Like I said before, I’ve been making a lot of Asian-style foods lately. Part of that involves recreating Asian-American standards. Many of the more common dishes that people think of when they’re considering Chinese are loaded with sugar in one form or another. I’m not big on sweets, so making these dishes at home has allowed me to dial back the sugar, carbs, and calories. Here’s the version of lettuce wrap chicken that I’ve been making lately.
Chicken Lettuce Wraps
- 2 boneless, skinless chicken breasts, cubed
- 1 tablespoon corn starch
- 2 tablespoons canola oil
- 1 cup button mushrooms, diced
- 1 small or ½ large sweet onion, diced

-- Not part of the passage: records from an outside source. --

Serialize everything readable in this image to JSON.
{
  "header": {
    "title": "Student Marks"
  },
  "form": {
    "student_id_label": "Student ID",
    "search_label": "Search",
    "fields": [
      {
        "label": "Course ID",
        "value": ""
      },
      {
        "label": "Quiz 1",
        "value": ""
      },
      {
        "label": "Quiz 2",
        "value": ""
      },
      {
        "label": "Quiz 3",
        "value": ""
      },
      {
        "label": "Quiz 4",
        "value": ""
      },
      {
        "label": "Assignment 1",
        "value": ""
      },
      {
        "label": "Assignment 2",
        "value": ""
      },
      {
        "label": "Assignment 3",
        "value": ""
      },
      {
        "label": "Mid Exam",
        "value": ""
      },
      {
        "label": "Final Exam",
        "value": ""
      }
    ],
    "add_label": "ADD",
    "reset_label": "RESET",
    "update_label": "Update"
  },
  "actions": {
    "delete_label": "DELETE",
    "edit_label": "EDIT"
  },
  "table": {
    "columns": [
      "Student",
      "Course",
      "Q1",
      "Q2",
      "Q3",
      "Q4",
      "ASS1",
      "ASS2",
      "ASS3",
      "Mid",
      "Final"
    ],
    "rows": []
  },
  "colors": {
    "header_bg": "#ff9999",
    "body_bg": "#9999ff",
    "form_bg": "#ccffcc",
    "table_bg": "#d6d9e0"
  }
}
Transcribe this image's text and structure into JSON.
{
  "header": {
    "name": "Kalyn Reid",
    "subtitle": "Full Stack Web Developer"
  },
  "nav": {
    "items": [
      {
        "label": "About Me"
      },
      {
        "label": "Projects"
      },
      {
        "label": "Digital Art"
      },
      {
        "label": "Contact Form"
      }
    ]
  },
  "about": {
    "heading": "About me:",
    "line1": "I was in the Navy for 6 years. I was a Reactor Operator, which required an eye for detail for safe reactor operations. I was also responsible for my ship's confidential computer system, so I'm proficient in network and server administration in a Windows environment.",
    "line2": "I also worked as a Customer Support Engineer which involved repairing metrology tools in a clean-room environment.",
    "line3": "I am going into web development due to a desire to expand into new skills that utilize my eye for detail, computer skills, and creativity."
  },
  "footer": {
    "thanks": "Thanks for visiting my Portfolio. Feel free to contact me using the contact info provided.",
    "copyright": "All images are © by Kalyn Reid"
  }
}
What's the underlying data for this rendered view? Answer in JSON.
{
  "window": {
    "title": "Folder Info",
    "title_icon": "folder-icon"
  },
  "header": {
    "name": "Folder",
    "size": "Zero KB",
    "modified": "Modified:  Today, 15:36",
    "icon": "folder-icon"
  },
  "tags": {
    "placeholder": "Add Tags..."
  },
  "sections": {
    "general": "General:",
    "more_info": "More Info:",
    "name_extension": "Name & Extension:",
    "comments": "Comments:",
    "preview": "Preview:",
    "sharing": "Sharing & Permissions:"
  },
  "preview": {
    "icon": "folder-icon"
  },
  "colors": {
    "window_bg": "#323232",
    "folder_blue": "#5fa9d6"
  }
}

- 1 8-ounce can sliced water chestnuts, drained and chopped
- 1 tablespoon garlic, minced
- 2 teaspoons fresh ginger, minced
- 1/4 cup hoisin sauce
- 1 tablespoon sesame oil, divided
- 1 tablespoon plus 1 teaspoon soy sauce
- 1 tablespoon plus 1 teaspoon rice wine vinegar
- 1 tablespoon Sriracha
- salt and pepper to taste
- 2 green onions for garnish, chopped (white and green parts)
- Lettuce for wrapping
There’s really not much to explain here. Toss the chicken pieces with corn starch and 2 teaspoons of the sesame oil and prep all of the vegetables.
Mix the sauce (hoisin, soy, vinegar, sriracha, remaining sesame oil) in a bowl.
Heat the wok on high and add the canola oil to the wok once it’s hot. I do this outside on my grill’s side burner. I get 15,000 BTUs out of this burner and can remove the diffusor. That gives me a steady flame. Although it’s nowhere near as hot as an industrial wok burner, it’s the best I can do at home. Plus, cooking outside means I don’t have to deal with smoke inside my house.
Once the oil starts to smoke, add the chicken and cook until browned on all sides. You don’t have to cook it through. Remove to a plate and set aside.
The weather was nasty, so I didn’t take a lot of pictures. Add the mushrooms and onions to the wok and cook until the mushrooms release their moisture. Turn the heat down to medium and add the garlic and ginger and cook until the garlic just begins to brown. Add the water chestnuts and deglaze the wok with the sauce mixture. Finally, add the chicken back to the wok and reduce the heat to medium-low. Simmer until the chicken is cooked through. Garnish with green onions, season with salt and pepper, and serve with lettuce (this is Boston lettuce).
Sometimes we eat this with just the chicken and lettuce. Other times we serve it over rice. If I don’t mind making a mess in the kitchen, I’ll fry up some of those cellophane noodles that usually accompany this dish at restaurants.
In this recipe, most of the sweetness comes from the hoisin sauce, which is just a soy-based BBQ sauce popular in China. The sweetness is balanced by the salty soy sauce and the vinegar. Sriracha provides the heat and the sesame oil adds depth of flavor. You could add or substitute oyster sauce, fish sauce, palm/brown sugar, or anything else that you think will alter the flavor.
You could also give this dish a more Thai-style sauce and garnish with fresh mint leaves, bean sprouts, chopped peanuts and lime juice.